Russian top diplomat believes US-led coalition should take steps to liberate MosulRussian Politics & Diplomacy March 27, 13:46
Kremlin airs its views on 'mass protests' in RussiaRussian Politics & Diplomacy March 27, 13:41
Lavrov says West expresses double-standard reaction to protests across RussiaRussian Politics & Diplomacy March 27, 13:40
Rouhani says Iran's energy sector offers huge potential for Russian investmentBusiness & Economy March 27, 13:26
Press review: More US sanctions against Russia and Moscow ready for deeper oil output cutsPress Review March 27, 13:00
Le Pen says France’s National Front receives no funding from RussiaWorld March 27, 12:30
Lavrov urges Europe to work harder towards implementing Minsk dealRussian Politics & Diplomacy March 27, 12:07
About 700 artillery troops engaged in Crimean coastal defense drillsMilitary & Defense March 27, 12:06
Italian top diplomat urges to restore dialog between Russian and EUWorld March 27, 12:01
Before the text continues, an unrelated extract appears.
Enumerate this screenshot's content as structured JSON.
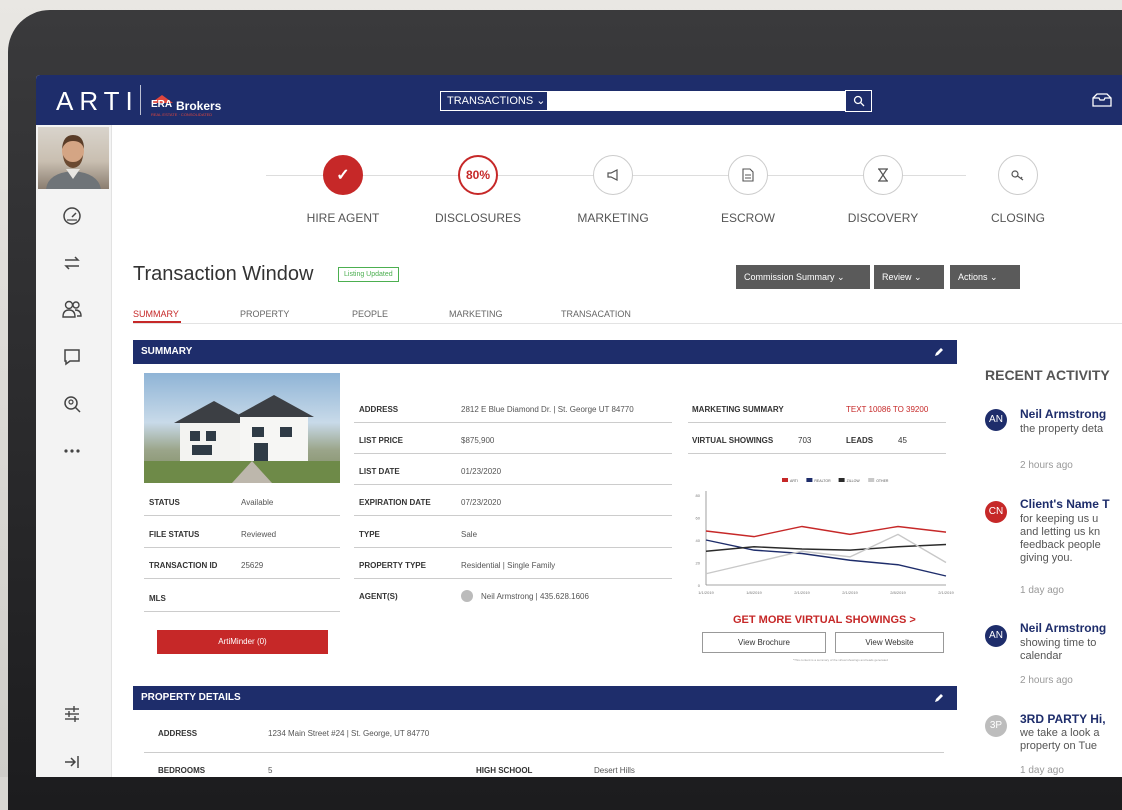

BRUSSELS, September 23. /ITAR-TASS/. The European Commission is ready to discuss possible preferences for Russia’s South Stream gas pipeline project only as part of the EU’s Third Energy Package, an EU spokesperson said on Tuesday.
EU Energy Commissioner Guenter Oettinger’s spokeswoman Marlene Holzner said the South Stream issue could be raised at the upcoming gas price talks between Russia and Ukraine with the EU’s mediation in Berlin on Friday.
If Russia requests exemptions for the South Stream gas pipeline project but only as part of the Third Energy Package, the European Commission is ready to discuss this issue, Holzner said.
South Stream is Gazprom's global infrastructure project designed to build a gas pipeline with a capacity of 63 billion cubic meters across the Black Sea to Southern and Central Europe in order to diversify natural gas export routes and eliminate transit risks.
The construction of the South Stream pipeline started in late 2012. Under the project, the first deliveries are due in 2016 and the pipeline is expected to become fully operational in 2018.
Last year, the European Commission urged to review bilateral intergovernmental agreements between Russia and EU countries to ensure that they comply with the Third Energy Package, which requires the separation of gas production, transportation and sale to prevent gas suppliers from dominating the infrastructure.
Russia insists the South Stream project should be exempt from the effect of the Third Energy Package because it signed bilateral inter-governmental agreements with the EU countries participating in the construction of the gas pipeline on their territory before the EU’s new energy legislation came into force.
Therefore, Russia says that the European Commission’s requirement to adapt these documents to the Third Energy Package contradicts the basic law principle that legislation cannot have retroactive force.
The Third Energy Package requires, in particular, that a half of the capacities of the pipeline built with Russian money must be reserved for independent suppliers, i.e. for cheap and free transit of Caspian gas to Europe independently from Russia.
Therefore, Russia does not recognize the legitimacy of applying the Third Energy Package to the South Stream gas pipeline project. If Moscow agrees to the EU’s proposal to consider exemptions for the South Stream gas pipeline as part of the Third Energy Package, this will mean that Russia will de facto recognize the legitimacy of using this ultra-liberal regulation.